It can certainly seem that way whenever some of our plans fall through. There are times when we look to the future and think we have everything in control. Then things don’t work out at all as we thought or as we wanted. We are saying that we don’t know too much. We can’t always carry out the plans that we want to do. That is really what our text tells us this morning. Rather than being frustrated or upset with those things that seem to fall through no matter how often we try to accomplish what we want, no matter how hard we try, we are reminded today that our heavenly Father knows best. As believers, we are comforted in knowing that fact. As believers knowing that our heavenly Father knows best is an encouragement for us. As believers, we can rejoice in knowing that fact. It is as Isaiah proclaims: "As the heavens are higher than the earth, so are my ways higher than your ways and my thoughts than your thoughts" (Isaiah 55:9). God’s ways and God’s thoughts are much higher than ours. It is a great comfort even here as God shows his way is best.
OUR HEAVENLY FATHER KNOWS BEST
I. Life is not always as man plans,
II. But life is always as God wills.
I. LIFE IS NOT ALWAYS AS MAN PLANS
A brief history to get us up to chapter 11 of Genesis, the first book of the Bible, we realize that we are at the very beginning of the world or close to it. If we open up our Bibles and read from the beginning, we learn that in six days God created the heavens and the earth. He looked at it and saw that it was very good, a perfect place. But we also know that as we continue reading that Adam and Eve with their free will decided to sin. What follows then is disaster upon disaster. Cain kills Abel, their children. There is murder, evil, wickedness and sin. Evil becomes so bad that a flood destroyed the world. Only eight people are saved. We notice God still saves mankind, and we notice that here he didn’t destroy mankind, but he saved them. The eight people were Noah and his sons, one family. Of course one family for a few generations, they will have everything in common including having the same language. Some say our text took place about 100 years after Noah and the flood. It could have been longer or shorter as we really do not have an exact time frame given to us.
In either case what are we told? "Now the whole world had one language and a common speech." We are not told what language or speech it was. Maybe it is a lost language that we don’t have around today. The people had this language in common. Sadly, because they had that in common, they did not use it for good. They used it to be disobedient to God’s commands. "As men moved eastward, they found a plain in Shinar and settled there." The original says that they moved from the east or to the east. It makes little difference. What happens is they found a nice place in a valley and settled there. That was against what God wanted. Remember, after the flood, God said, "Be fruitful, and increase in number; multiply on the earth." Here as one group mankind is going to one place to settle down.
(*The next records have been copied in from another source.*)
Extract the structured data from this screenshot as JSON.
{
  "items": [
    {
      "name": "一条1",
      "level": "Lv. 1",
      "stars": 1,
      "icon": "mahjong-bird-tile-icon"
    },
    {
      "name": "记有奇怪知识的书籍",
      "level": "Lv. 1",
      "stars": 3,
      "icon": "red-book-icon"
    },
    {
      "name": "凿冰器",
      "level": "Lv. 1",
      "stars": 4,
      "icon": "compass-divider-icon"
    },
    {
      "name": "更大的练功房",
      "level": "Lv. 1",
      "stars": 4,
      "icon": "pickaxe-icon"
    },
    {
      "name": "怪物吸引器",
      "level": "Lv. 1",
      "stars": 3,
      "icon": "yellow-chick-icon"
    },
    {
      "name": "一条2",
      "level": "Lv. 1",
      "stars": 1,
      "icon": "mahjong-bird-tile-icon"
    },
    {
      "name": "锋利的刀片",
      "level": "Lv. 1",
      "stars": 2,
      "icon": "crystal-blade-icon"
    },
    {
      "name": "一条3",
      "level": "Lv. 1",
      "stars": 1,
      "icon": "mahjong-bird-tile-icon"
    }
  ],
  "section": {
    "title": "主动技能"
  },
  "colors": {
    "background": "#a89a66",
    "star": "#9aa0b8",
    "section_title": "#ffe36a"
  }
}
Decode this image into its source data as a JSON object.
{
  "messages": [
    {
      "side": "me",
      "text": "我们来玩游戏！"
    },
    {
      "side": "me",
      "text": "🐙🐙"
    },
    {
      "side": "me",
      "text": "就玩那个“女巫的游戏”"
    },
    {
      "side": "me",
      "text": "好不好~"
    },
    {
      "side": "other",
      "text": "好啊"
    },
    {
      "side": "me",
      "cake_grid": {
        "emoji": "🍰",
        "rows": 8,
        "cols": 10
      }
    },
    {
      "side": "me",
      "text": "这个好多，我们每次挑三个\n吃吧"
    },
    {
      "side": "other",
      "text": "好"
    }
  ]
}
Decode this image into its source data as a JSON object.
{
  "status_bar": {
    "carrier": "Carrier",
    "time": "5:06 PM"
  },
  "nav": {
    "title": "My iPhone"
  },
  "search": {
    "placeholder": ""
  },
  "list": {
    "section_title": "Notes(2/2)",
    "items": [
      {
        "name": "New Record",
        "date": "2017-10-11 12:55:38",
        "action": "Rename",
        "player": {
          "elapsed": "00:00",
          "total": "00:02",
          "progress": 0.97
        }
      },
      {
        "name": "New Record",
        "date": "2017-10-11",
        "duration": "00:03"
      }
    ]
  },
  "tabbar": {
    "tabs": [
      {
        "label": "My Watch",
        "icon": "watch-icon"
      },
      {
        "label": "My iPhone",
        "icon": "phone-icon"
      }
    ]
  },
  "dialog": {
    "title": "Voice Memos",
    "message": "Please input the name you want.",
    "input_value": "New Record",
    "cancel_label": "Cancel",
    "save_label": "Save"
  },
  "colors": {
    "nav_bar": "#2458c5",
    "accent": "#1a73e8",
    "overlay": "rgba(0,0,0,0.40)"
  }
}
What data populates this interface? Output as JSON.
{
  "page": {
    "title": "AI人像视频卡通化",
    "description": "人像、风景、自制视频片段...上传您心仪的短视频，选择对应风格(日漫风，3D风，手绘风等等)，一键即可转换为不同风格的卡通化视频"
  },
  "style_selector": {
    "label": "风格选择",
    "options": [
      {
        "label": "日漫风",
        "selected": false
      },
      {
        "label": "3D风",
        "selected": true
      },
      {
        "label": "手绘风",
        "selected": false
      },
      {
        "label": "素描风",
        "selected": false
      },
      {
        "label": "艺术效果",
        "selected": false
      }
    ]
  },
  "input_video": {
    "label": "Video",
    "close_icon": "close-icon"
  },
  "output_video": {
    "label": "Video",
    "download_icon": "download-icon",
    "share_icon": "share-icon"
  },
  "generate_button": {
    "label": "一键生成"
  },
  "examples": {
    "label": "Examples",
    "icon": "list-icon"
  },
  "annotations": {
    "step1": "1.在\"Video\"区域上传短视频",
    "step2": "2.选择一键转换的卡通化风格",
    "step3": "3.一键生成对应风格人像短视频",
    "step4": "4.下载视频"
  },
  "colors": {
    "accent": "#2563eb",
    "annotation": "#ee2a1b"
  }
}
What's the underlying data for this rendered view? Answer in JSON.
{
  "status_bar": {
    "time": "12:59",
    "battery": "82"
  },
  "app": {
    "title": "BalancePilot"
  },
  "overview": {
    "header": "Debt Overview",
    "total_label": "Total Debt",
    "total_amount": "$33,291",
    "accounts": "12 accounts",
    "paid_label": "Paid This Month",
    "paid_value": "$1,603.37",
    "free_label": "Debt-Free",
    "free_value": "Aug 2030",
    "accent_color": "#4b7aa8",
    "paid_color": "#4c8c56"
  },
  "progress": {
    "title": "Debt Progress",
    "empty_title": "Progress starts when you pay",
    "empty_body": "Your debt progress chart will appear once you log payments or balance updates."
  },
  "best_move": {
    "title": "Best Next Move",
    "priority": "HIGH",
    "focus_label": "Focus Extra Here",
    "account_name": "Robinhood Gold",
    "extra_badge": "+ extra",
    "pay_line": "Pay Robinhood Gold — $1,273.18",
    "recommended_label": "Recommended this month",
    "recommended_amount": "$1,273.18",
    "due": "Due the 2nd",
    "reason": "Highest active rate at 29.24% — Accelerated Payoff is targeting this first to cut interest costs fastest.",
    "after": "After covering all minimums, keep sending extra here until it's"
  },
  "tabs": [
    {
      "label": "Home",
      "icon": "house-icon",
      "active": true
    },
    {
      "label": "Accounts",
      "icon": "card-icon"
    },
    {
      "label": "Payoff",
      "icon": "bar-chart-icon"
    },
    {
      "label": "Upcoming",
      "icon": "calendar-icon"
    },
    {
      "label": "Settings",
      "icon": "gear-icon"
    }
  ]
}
They even say, "We will not be scattered over the face of the whole earth." They agreed on that. God told them to fill the ends of the earth, but they were not going to do that.